Driven to Connect
Posted on January 22, 2017
Imagine being able to pull up to the drive-thru at your favorite fast-food chain and simply collect the food you ordered in transit before driving on again. No, we’re not telling you about something from a sci-fi novel. Connected cars are here, and they are here to stay. How long it takes your beloved burger stop to catch up with smart technology that answers your in-transit order remains to be seen, but at the rate we’re going…
According to Business Insider Intelligence stats, 75% of cars shipped in 2020 will offer internet connectivity. Initial costs are still a little prohibitive for the average buyer, but it isn’t just price that governs consumer adoption rates for connected cars. In the realm of IoT (Internet of Things) as well as in auto-tech, security is a pretty big concern for both makers and buyers. Hackers have already demonstrated where vulnerabilities lie. Car companies are looking at the full life cycle of a vehicle in order to encourage adoption of connectivity while reassuring the customer about security.
There are various stages to focus on when it comes to the life of the connected car.
Design: Tech features will need to be viewed according to the lifetime of the car so that future options (in-car video capture functions, as one example) are built directly into the vehicle’s design. The manufacturer’s choice of connectivity partner and the types of platforms used will also be important. If such features and concerns aren’t properly integrated at the design stage, security risks are likely to arise later on.

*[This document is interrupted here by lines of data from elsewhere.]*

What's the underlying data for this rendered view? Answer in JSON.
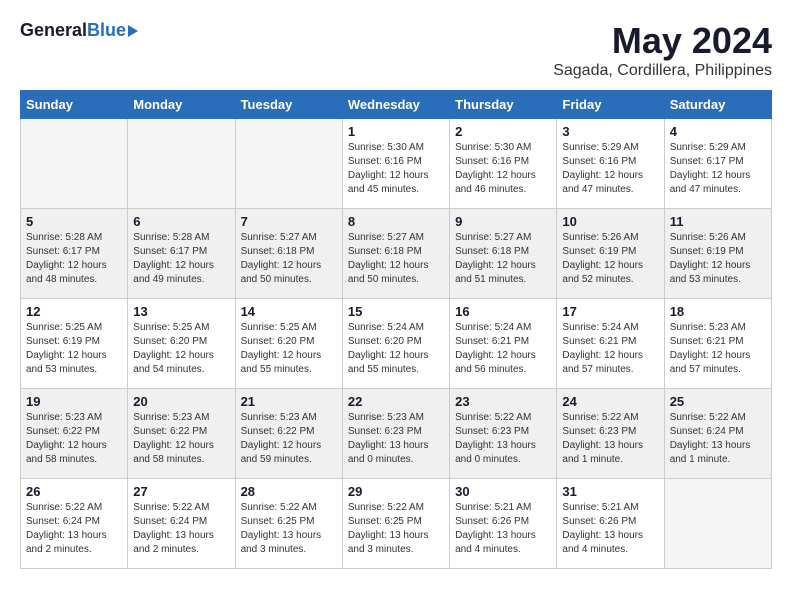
{
  "logo": {
    "general": "General",
    "blue": "Blue"
  },
  "title": "May 2024",
  "location": "Sagada, Cordillera, Philippines",
  "days_of_week": [
    "Sunday",
    "Monday",
    "Tuesday",
    "Wednesday",
    "Thursday",
    "Friday",
    "Saturday"
  ],
  "weeks": [
    [
      {
        "day": "",
        "empty": true
      },
      {
        "day": "",
        "empty": true
      },
      {
        "day": "",
        "empty": true
      },
      {
        "day": "1",
        "sunrise": "5:30 AM",
        "sunset": "6:16 PM",
        "daylight": "12 hours and 45 minutes."
      },
      {
        "day": "2",
        "sunrise": "5:30 AM",
        "sunset": "6:16 PM",
        "daylight": "12 hours and 46 minutes."
      },
      {
        "day": "3",
        "sunrise": "5:29 AM",
        "sunset": "6:16 PM",
        "daylight": "12 hours and 47 minutes."
      },
      {
        "day": "4",
        "sunrise": "5:29 AM",
        "sunset": "6:17 PM",
        "daylight": "12 hours and 47 minutes."
      }
    ],
    [
      {
        "day": "5",
        "sunrise": "5:28 AM",
        "sunset": "6:17 PM",
        "daylight": "12 hours and 48 minutes."
      },
      {
        "day": "6",
        "sunrise": "5:28 AM",
        "sunset": "6:17 PM",
        "daylight": "12 hours and 49 minutes."
      },
      {
        "day": "7",
        "sunrise": "5:27 AM",
        "sunset": "6:18 PM",
        "daylight": "12 hours and 50 minutes."
      },
      {
        "day": "8",
        "sunrise": "5:27 AM",
        "sunset": "6:18 PM",
        "daylight": "12 hours and 50 minutes."
      },
      {
        "day": "9",
        "sunrise": "5:27 AM",
        "sunset": "6:18 PM",
        "daylight": "12 hours and 51 minutes."
      },
      {
        "day": "10",
        "sunrise": "5:26 AM",
        "sunset": "6:19 PM",
        "daylight": "12 hours and 52 minutes."
      },
      {
        "day": "11",
        "sunrise": "5:26 AM",
        "sunset": "6:19 PM",
        "daylight": "12 hours and 53 minutes."
      }
    ],
    [
      {
        "day": "12",
        "sunrise": "5:25 AM",
        "sunset": "6:19 PM",
        "daylight": "12 hours and 53 minutes."
      },
      {
        "day": "13",
        "sunrise": "5:25 AM",
        "sunset": "6:20 PM",
        "daylight": "12 hours and 54 minutes."
      },
      {
        "day": "14",
        "sunrise": "5:25 AM",
        "sunset": "6:20 PM",
        "daylight": "12 hours and 55 minutes."
      },
      {
        "day": "15",
        "sunrise": "5:24 AM",
        "sunset": "6:20 PM",
        "daylight": "12 hours and 55 minutes."
      },
      {
        "day": "16",
        "sunrise": "5:24 AM",
        "sunset": "6:21 PM",
        "daylight": "12 hours and 56 minutes."
      },
      {
        "day": "17",
        "sunrise": "5:24 AM",
        "sunset": "6:21 PM",
        "daylight": "12 hours and 57 minutes."
      },
      {
        "day": "18",
        "sunrise": "5:23 AM",
        "sunset": "6:21 PM",
        "daylight": "12 hours and 57 minutes."
      }
    ],
    [
      {
        "day": "19",
        "sunrise": "5:23 AM",
        "sunset": "6:22 PM",
        "daylight": "12 hours and 58 minutes."
      },
      {
        "day": "20",
        "sunrise": "5:23 AM",
        "sunset": "6:22 PM",
        "daylight": "12 hours and 58 minutes."
      },
      {
        "day": "21",
        "sunrise": "5:23 AM",
        "sunset": "6:22 PM",
        "daylight": "12 hours and 59 minutes."
      },
      {
        "day": "22",
        "sunrise": "5:23 AM",
        "sunset": "6:23 PM",
        "daylight": "13 hours and 0 minutes."
      },
      {
        "day": "23",
        "sunrise": "5:22 AM",
        "sunset": "6:23 PM",
        "daylight": "13 hours and 0 minutes."
      },
      {
        "day": "24",
        "sunrise": "5:22 AM",
        "sunset": "6:23 PM",
        "daylight": "13 hours and 1 minute."
      },
      {
        "day": "25",
        "sunrise": "5:22 AM",
        "sunset": "6:24 PM",
        "daylight": "13 hours and 1 minute."
      }
    ],
    [
      {
        "day": "26",
        "sunrise": "5:22 AM",
        "sunset": "6:24 PM",
        "daylight": "13 hours and 2 minutes."
      },
      {
        "day": "27",
        "sunrise": "5:22 AM",
        "sunset": "6:24 PM",
        "daylight": "13 hours and 2 minutes."
      },
      {
        "day": "28",
        "sunrise": "5:22 AM",
        "sunset": "6:25 PM",
        "daylight": "13 hours and 3 minutes."
      },
      {
        "day": "29",
        "sunrise": "5:22 AM",
        "sunset": "6:25 PM",
        "daylight": "13 hours and 3 minutes."
      },
      {
        "day": "30",
        "sunrise": "5:21 AM",
        "sunset": "6:26 PM",
        "daylight": "13 hours and 4 minutes."
      },
      {
        "day": "31",
        "sunrise": "5:21 AM",
        "sunset": "6:26 PM",
        "daylight": "13 hours and 4 minutes."
      },
      {
        "day": "",
        "empty": true
      }
    ]
  ]
}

Manufacture: The actual on-the-floor manufacture of automobiles is an important element in the connectivity process. More efficient manufacturing, as aided by the tools of connectivity (sensors, analytics) increases the safety and security of the car as it is being built. The carmaker relies on data gathered by connected users for an increasingly more effective product.
Testing: Ensuring that connected vehicles offer safety and functionality before they leave the factory is a key step in the process. Carmakers always want to reduce the number of defective vehicles and testing is crucial. Those functions offering real-time services (GPS, weather, traffic updates) are tested with special rigor, as they can seriously impact the safety of the driver during real-time operation of the vehicle.
Shipping: Connected vehicles would be most vulnerable to hacker sabotage and interference during the shipping process. Therefore, it is essential that connectivity functions be automated to allow them to be disabled during the shipping process.
Demo stage: Once the car hits the showroom, the sales team needs to be able to share the wonders of connectivity with drivers. Reactivating the connectivity functions needs to be possible, yet security continues to be a concern at this stage. In order to prevent theft, remote control of vehicles or high-jacking situations, the car’s connectivity functions and VIN must be protected.
Aftermarket: Connectivity services that follow the consumer off the lot raise additional security concerns, yet these services are increasingly desirable, offering as they do a range of features including predictive maintenance updates. Post-purchase security providers will play an important role in keeping connected vehicles safe from data breaches while also keeping the consumer (literally) connected to the carmaker through subscription services and updates.
Getting excited about driving your next data center on wheels?